“According to this poll, 91% of Tea Partiers want a smaller government with fewer services. Despite this hostility to big government, 62% of Tea Partiers believe that Social Security, Medicare, and Medicaid are worth the cost (apparently no one bothered to tell them that Social Security and Medicare are evil Godless socialist programs). This would suggest that in order to achieve fiscal sanity the Tea Party believes that spending cuts are to be implemented elsewhere within the vast expenditures of the federal apparatus. However when one examines their beliefs on paying down the debt, the result is somewhat troubling. When asked whether they preferred deficit reduction or tax cuts, 49% of Tea Partiers said they would favor tax reduction while 42% would prefer deficit reduction.

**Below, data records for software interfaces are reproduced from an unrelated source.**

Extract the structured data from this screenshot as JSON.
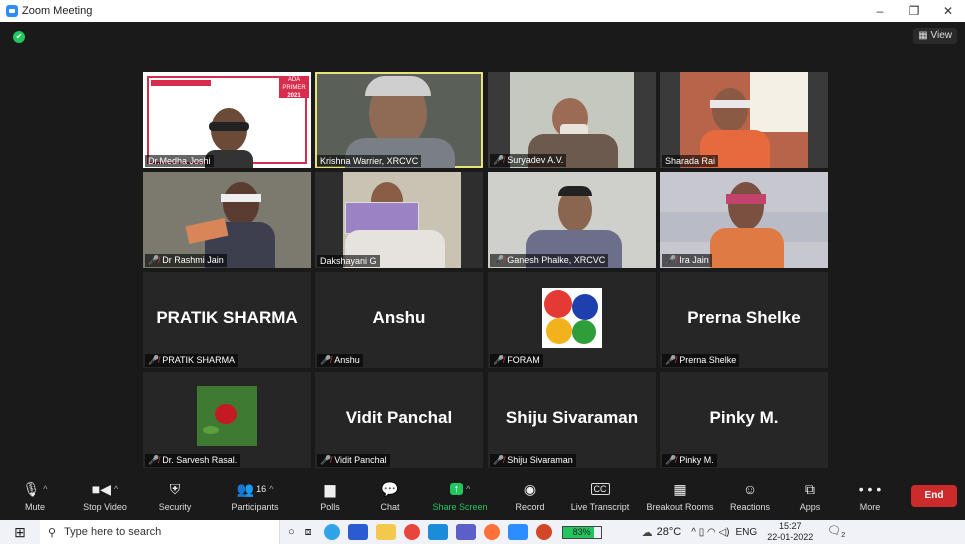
{
  "window": {
    "title": "Zoom Meeting",
    "minimize": "–",
    "restore": "❐",
    "close": "✕"
  },
  "view_label": "View",
  "tiles": [
    {
      "name": "Dr.Medha Joshi",
      "muted": false
    },
    {
      "name": "Krishna Warrier, XRCVC",
      "muted": false
    },
    {
      "name": "Suryadev A.V.",
      "muted": true
    },
    {
      "name": "Sharada Rai",
      "muted": false
    },
    {
      "name": "Dr Rashmi Jain",
      "muted": true
    },
    {
      "name": "Dakshayani G",
      "muted": false
    },
    {
      "name": "Ganesh Phalke, XRCVC",
      "muted": true
    },
    {
      "name": "Ira Jain",
      "muted": true
    },
    {
      "name": "PRATIK SHARMA",
      "muted": true,
      "big": "PRATIK SHARMA"
    },
    {
      "name": "Anshu",
      "muted": true,
      "big": "Anshu"
    },
    {
      "name": "FORAM",
      "muted": true
    },
    {
      "name": "Prerna Shelke",
      "muted": true,
      "big": "Prerna Shelke"
    },
    {
      "name": "Dr. Sarvesh Rasal.",
      "muted": true
    },
    {
      "name": "Vidit Panchal",
      "muted": true,
      "big": "Vidit Panchal"
    },
    {
      "name": "Shiju Sivaraman",
      "muted": true,
      "big": "Shiju Sivaraman"
    },
    {
      "name": "Pinky M.",
      "muted": true,
      "big": "Pinky M."
    }
  ],
  "poster": {
    "badge": "ADA PRIMER",
    "year": "2021"
  },
  "toolbar": {
    "mute": "Mute",
    "stop_video": "Stop Video",
    "security": "Security",
    "participants": "Participants",
    "participant_count": "16",
    "polls": "Polls",
    "chat": "Chat",
    "share_screen": "Share Screen",
    "record": "Record",
    "live_transcript": "Live Transcript",
    "breakout_rooms": "Breakout Rooms",
    "reactions": "Reactions",
    "apps": "Apps",
    "more": "More",
    "end": "End",
    "cc": "CC",
    "more_dots": "• • •"
  },
  "taskbar": {
    "search_placeholder": "Type here to search",
    "battery": "83%",
    "temperature": "28°C",
    "language": "ENG",
    "time": "15:27",
    "date": "22-01-2022",
    "notifications": "2"
  },
  "colors": {
    "accent": "#2d8cff",
    "end": "#cc2b2b",
    "active_speaker": "#e6e37d",
    "green": "#23c55e"
  }
}
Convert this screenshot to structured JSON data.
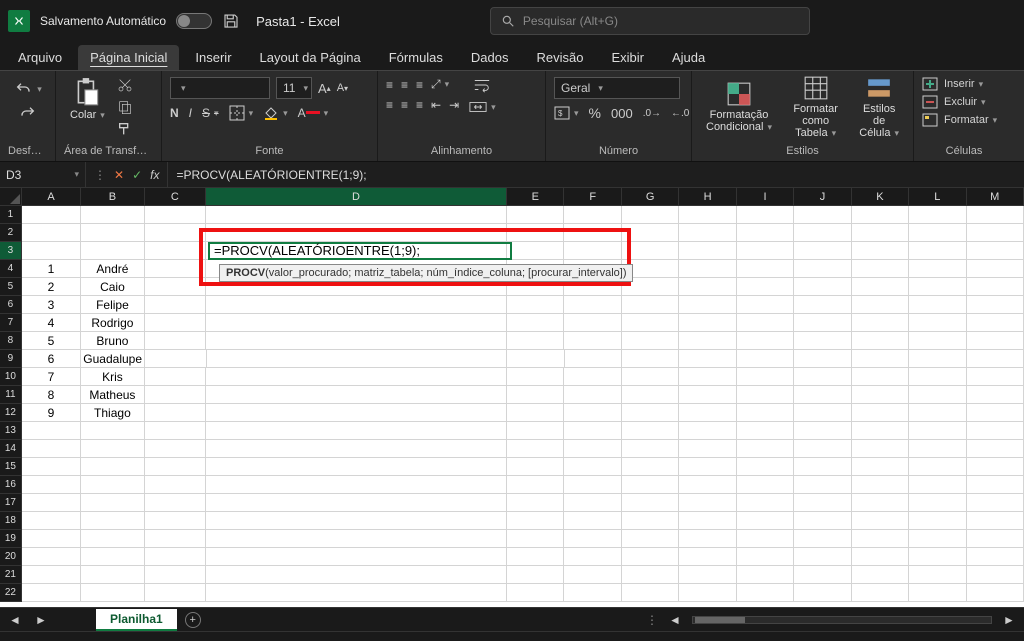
{
  "titlebar": {
    "autosave_label": "Salvamento Automático",
    "file_name": "Pasta1  -  Excel",
    "search_placeholder": "Pesquisar (Alt+G)"
  },
  "tabs": {
    "file": "Arquivo",
    "home": "Página Inicial",
    "insert": "Inserir",
    "page_layout": "Layout da Página",
    "formulas": "Fórmulas",
    "data": "Dados",
    "review": "Revisão",
    "view": "Exibir",
    "help": "Ajuda"
  },
  "ribbon": {
    "undo_group": "Desfazer",
    "clipboard_group": "Área de Transferên...",
    "paste_label": "Colar",
    "font_group": "Fonte",
    "font_size": "11",
    "alignment_group": "Alinhamento",
    "number_group": "Número",
    "number_format": "Geral",
    "styles_group": "Estilos",
    "cond_fmt": "Formatação Condicional",
    "fmt_table": "Formatar como Tabela",
    "cell_styles": "Estilos de Célula",
    "cells_group": "Células",
    "insert_btn": "Inserir",
    "delete_btn": "Excluir",
    "format_btn": "Formatar",
    "bold": "N",
    "italic": "I",
    "underline": "S"
  },
  "formula_bar": {
    "name_box": "D3",
    "formula": "=PROCV(ALEATÓRIOENTRE(1;9);"
  },
  "columns": [
    "A",
    "B",
    "C",
    "D",
    "E",
    "F",
    "G",
    "H",
    "I",
    "J",
    "K",
    "L",
    "M"
  ],
  "rows": [
    "1",
    "2",
    "3",
    "4",
    "5",
    "6",
    "7",
    "8",
    "9",
    "10",
    "11",
    "12",
    "13",
    "14",
    "15",
    "16",
    "17",
    "18",
    "19",
    "20",
    "21",
    "22"
  ],
  "sheet_data": {
    "A": [
      "",
      "",
      "",
      "1",
      "2",
      "3",
      "4",
      "5",
      "6",
      "7",
      "8",
      "9",
      "",
      "",
      "",
      "",
      "",
      "",
      "",
      "",
      "",
      ""
    ],
    "B": [
      "",
      "",
      "",
      "André",
      "Caio",
      "Felipe",
      "Rodrigo",
      "Bruno",
      "Guadalupe",
      "Kris",
      "Matheus",
      "Thiago",
      "",
      "",
      "",
      "",
      "",
      "",
      "",
      "",
      "",
      ""
    ]
  },
  "active_cell": {
    "display_text": "=PROCV(ALEATÓRIOENTRE(1;9);",
    "tooltip_func": "PROCV",
    "tooltip_args": "(valor_procurado; matriz_tabela; núm_índice_coluna; [procurar_intervalo])"
  },
  "sheet_tabs": {
    "sheet1": "Planilha1"
  }
}
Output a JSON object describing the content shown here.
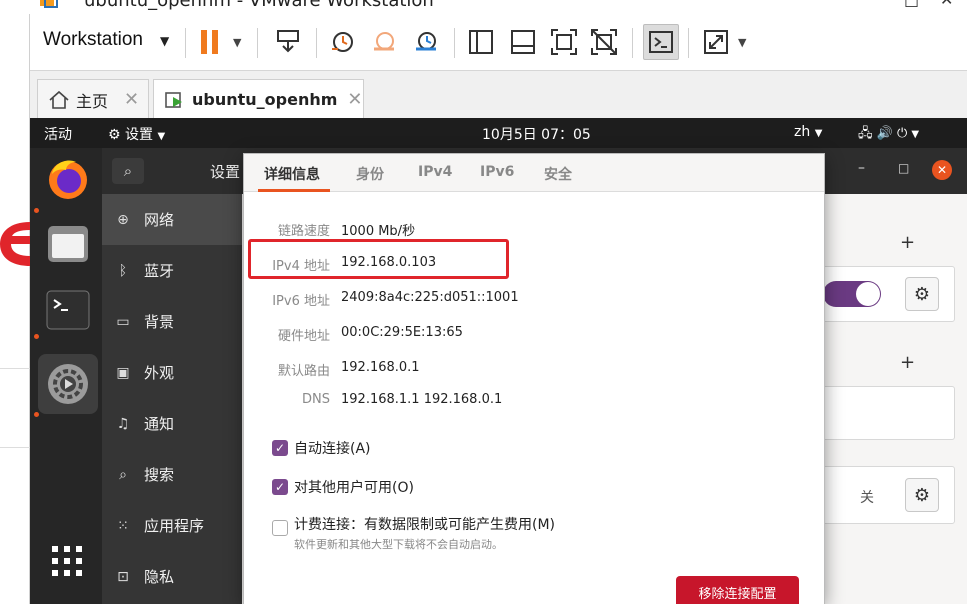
{
  "window": {
    "title": "ubuntu_openhm - VMware Workstation",
    "close_glyph": "✕",
    "restore_glyph": "□"
  },
  "toolbar": {
    "menu_label": "Workstation"
  },
  "tabs": [
    {
      "label": "主页",
      "close": "✕"
    },
    {
      "label": "ubuntu_openhm",
      "close": "✕"
    }
  ],
  "guest_topbar": {
    "activities": "活动",
    "app_menu": "设置",
    "clock": "10月5日  07：05",
    "input_method": "zh"
  },
  "settings": {
    "title": "设置",
    "sidebar": [
      {
        "label": "网络",
        "icon": "network-icon",
        "selected": true
      },
      {
        "label": "蓝牙",
        "icon": "bluetooth-icon"
      },
      {
        "label": "背景",
        "icon": "background-icon"
      },
      {
        "label": "外观",
        "icon": "appearance-icon"
      },
      {
        "label": "通知",
        "icon": "notification-bell-icon"
      },
      {
        "label": "搜索",
        "icon": "search-icon"
      },
      {
        "label": "应用程序",
        "icon": "apps-grid-icon"
      },
      {
        "label": "隐私",
        "icon": "privacy-lock-icon"
      }
    ],
    "right_controls": {
      "add1": "+",
      "add2": "+",
      "off_label": "关"
    }
  },
  "dialog": {
    "tabs": [
      "详细信息",
      "身份",
      "IPv4",
      "IPv6",
      "安全"
    ],
    "active_tab": 0,
    "details": [
      {
        "label": "链路速度",
        "value": "1000 Mb/秒"
      },
      {
        "label": "IPv4 地址",
        "value": "192.168.0.103"
      },
      {
        "label": "IPv6 地址",
        "value": "2409:8a4c:225:d051::1001"
      },
      {
        "label": "硬件地址",
        "value": "00:0C:29:5E:13:65"
      },
      {
        "label": "默认路由",
        "value": "192.168.0.1"
      },
      {
        "label": "DNS",
        "value": "192.168.1.1 192.168.0.1"
      }
    ],
    "options": [
      {
        "label": "自动连接(A)",
        "checked": true
      },
      {
        "label": "对其他用户可用(O)",
        "checked": true
      },
      {
        "label": "计费连接：有数据限制或可能产生费用(M)",
        "checked": false,
        "sub": "软件更新和其他大型下载将不会自动启动。"
      }
    ],
    "remove_button": "移除连接配置"
  },
  "colors": {
    "accent": "#e95420",
    "highlight_box": "#e0252b",
    "check": "#7b4a8e",
    "remove": "#c7162b"
  }
}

“So, tax cuts are preferred to debt reduction, and social security and Medicare are well worth the cost. This sounds less like a movement of mature fiscal hawks and more like one of whiny adolescents (who actually happen to be middle-aged) who want their current taxes lower and their future benefits higher. They are only concerned with fighting government spending that benefits other people and are desperately seeking to save their own precious benefits. They think the costs are well worth it and they have no intention of shouldering the burden themselves. These costs will be incurred by future generations whose taxes will be higher and whose benefits will be lower or nonexistent.”
The rest of the article is here.